New York Times online political reporter Michael Shear made Saturday’s front page with his close reading of the oeuvre of Texas Gov. Rick Perry and was predictably disturbed by what he found. “Perry’s Blunt Views in Books Get New Scrutiny as He Joins Race” amounts to a handy bit of opposition research before Perry’s debate debut on Wednesday (contingent on the wildfires in his home state of Texas).
Rick Perry, the governor of Texas, believes that climate change is a “contrived, phony mess.” The federal income tax was the “great milestone on the road to serfdom.” And the Boy Scouts of America are under attack by “a radical homosexual movement.”
Wouldn't it be fascinating if media members that helped this President pass ObamaCare against America's wishes came to the conclusion this was his biggest mistake?
On Sunday's "The Chris Matthews Show," the Huffington Post's Howard Fineman and the Washington Post's David Ignatius both told a somewhat startled host that Obama spending so much of his time and political capital on passing healthcare reform was his worst decision to date (video follows with transcript and commentary):
President Barack Obama wants you to believe that America's Founding Fathers were in error when they gave citizens the right to bear arms.

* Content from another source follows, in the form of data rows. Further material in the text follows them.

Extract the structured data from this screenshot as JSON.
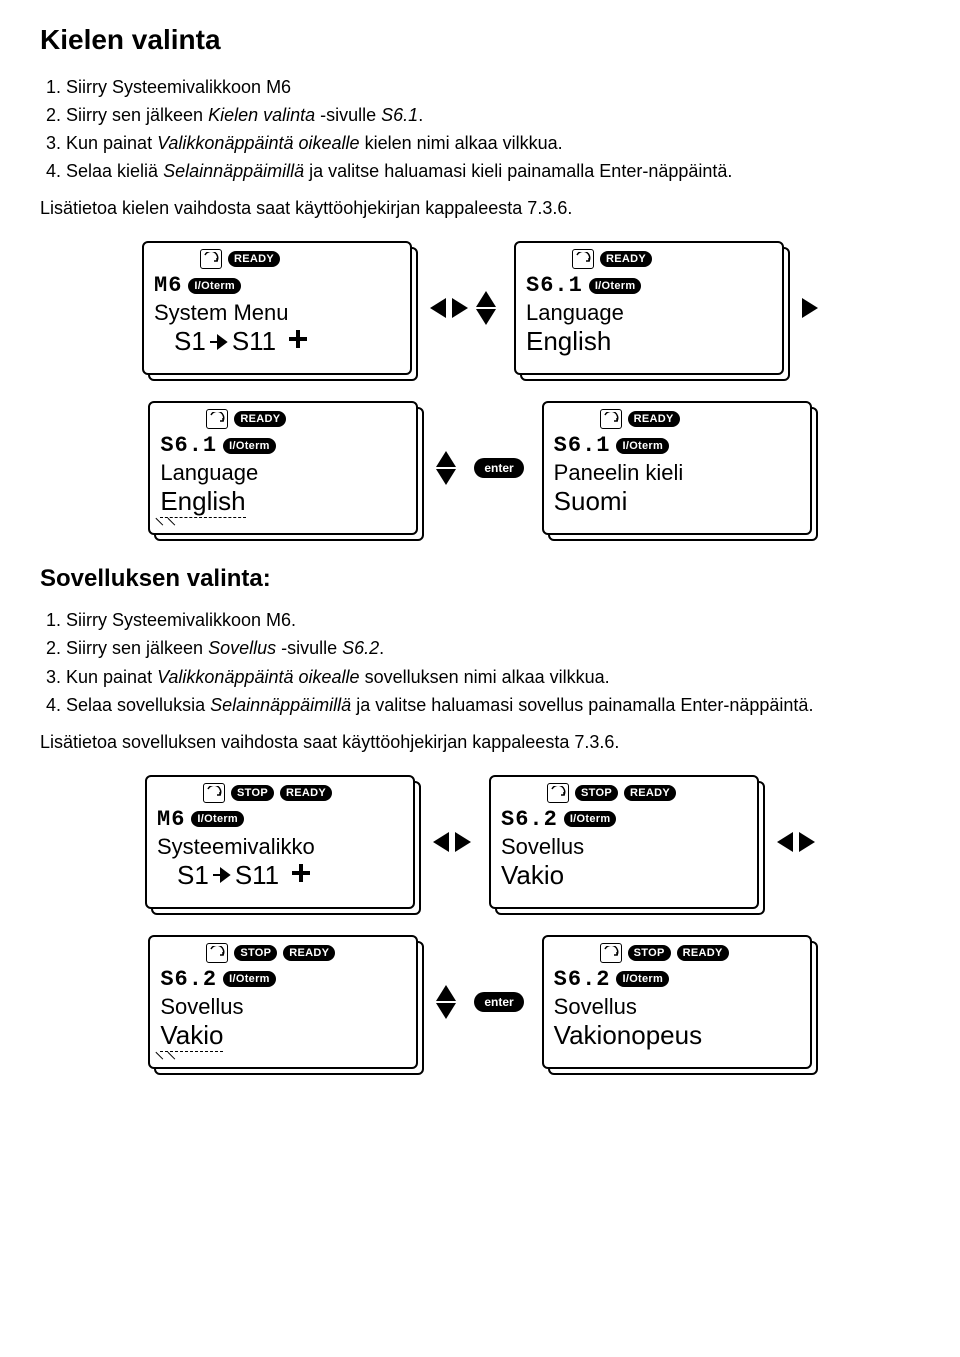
{
  "section1": {
    "title": "Kielen valinta",
    "steps": [
      {
        "text": "Siirry Systeemivalikkoon ",
        "code": "M6"
      },
      {
        "text": "Siirry sen jälkeen ",
        "emph": "Kielen valinta",
        "text2": " -sivulle ",
        "code": "S6.1",
        "tail": "."
      },
      {
        "text": "Kun painat ",
        "emph": "Valikkonäppäintä oikealle",
        "text2": " kielen nimi alkaa vilkkua."
      },
      {
        "text": "Selaa kieliä ",
        "emph": "Selainnäppäimillä",
        "text2": " ja valitse haluamasi kieli painamalla Enter-näppäintä."
      }
    ],
    "info": "Lisätietoa kielen vaihdosta saat käyttöohjekirjan kappaleesta 7.3.6."
  },
  "section2": {
    "title": "Sovelluksen valinta:",
    "steps": [
      {
        "text": "Siirry Systeemivalikkoon M6."
      },
      {
        "text": "Siirry sen jälkeen ",
        "emph": "Sovellus",
        "text2": " -sivulle ",
        "code": "S6.2",
        "tail": "."
      },
      {
        "text": "Kun painat ",
        "emph": "Valikkonäppäintä oikealle",
        "text2": " sovelluksen nimi alkaa vilkkua."
      },
      {
        "text": "Selaa sovelluksia ",
        "emph": "Selainnäppäimillä",
        "text2": " ja valitse haluamasi sovellus painamalla Enter-näppäintä."
      }
    ],
    "info": "Lisätietoa sovelluksen vaihdosta saat käyttöohjekirjan kappaleesta 7.3.6."
  },
  "labels": {
    "ready": "READY",
    "stop": "STOP",
    "ioterm": "I/Oterm",
    "enter": "enter"
  },
  "panels": {
    "p1": {
      "id": "M6",
      "line1": "System Menu",
      "s1": "S1",
      "s2": "S11"
    },
    "p2": {
      "id": "S6.1",
      "line1": "Language",
      "line2": "English"
    },
    "p3": {
      "id": "S6.1",
      "line1": "Language",
      "line2": "English"
    },
    "p4": {
      "id": "S6.1",
      "line1": "Paneelin kieli",
      "line2": "Suomi"
    },
    "p5": {
      "id": "M6",
      "line1": "Systeemivalikko",
      "s1": "S1",
      "s2": "S11"
    },
    "p6": {
      "id": "S6.2",
      "line1": "Sovellus",
      "line2": "Vakio"
    },
    "p7": {
      "id": "S6.2",
      "line1": "Sovellus",
      "line2": "Vakio"
    },
    "p8": {
      "id": "S6.2",
      "line1": "Sovellus",
      "line2": "Vakionopeus"
    }
  }
}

The Obama administration and even its Mexican counterpart have manipulated public opinion to believe that the cartel drug wars are being fueled largely by American guns. In support of that spin, they are trying to impose a new regulation that requires licensed firearms dealers in Texas, New Mexico, Arizona and California to report to the federal government whenever someone buys from them more than one semiautomatic rifle with certain characteristics.
President Barack Obama's pride-and-joy health care reform law (aka the Affordable Care Act of 2010) suffered a super setback last Friday, when an appeals court ruled that it is unconstitutional to penalize Americans who do not purchase medical insurance.

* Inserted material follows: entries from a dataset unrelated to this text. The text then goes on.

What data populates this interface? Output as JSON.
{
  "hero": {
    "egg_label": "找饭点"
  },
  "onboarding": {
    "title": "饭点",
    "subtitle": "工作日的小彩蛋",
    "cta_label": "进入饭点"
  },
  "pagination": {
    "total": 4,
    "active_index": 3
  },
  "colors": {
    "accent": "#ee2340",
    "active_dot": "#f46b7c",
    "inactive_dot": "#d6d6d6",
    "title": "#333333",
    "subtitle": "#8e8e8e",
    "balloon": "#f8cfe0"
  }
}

Reuters reported, "The U.S. Appeals Court for the 11th Circuit, based in Atlanta, ruled 2 to 1 that Congress exceeded its authority by requiring Americans to buy coverage, but it unanimously reversed a lower court decision that threw out the entire law."
"I must confess that every time Representative Michele Bachmann uttered the phrase 'as president of the United States' during Thursday's Republican presidential debate I blacked out a little bit, so I'm sure that I missed some things."
So actually began a piece by New York Times columnist Charles Blow Saturday: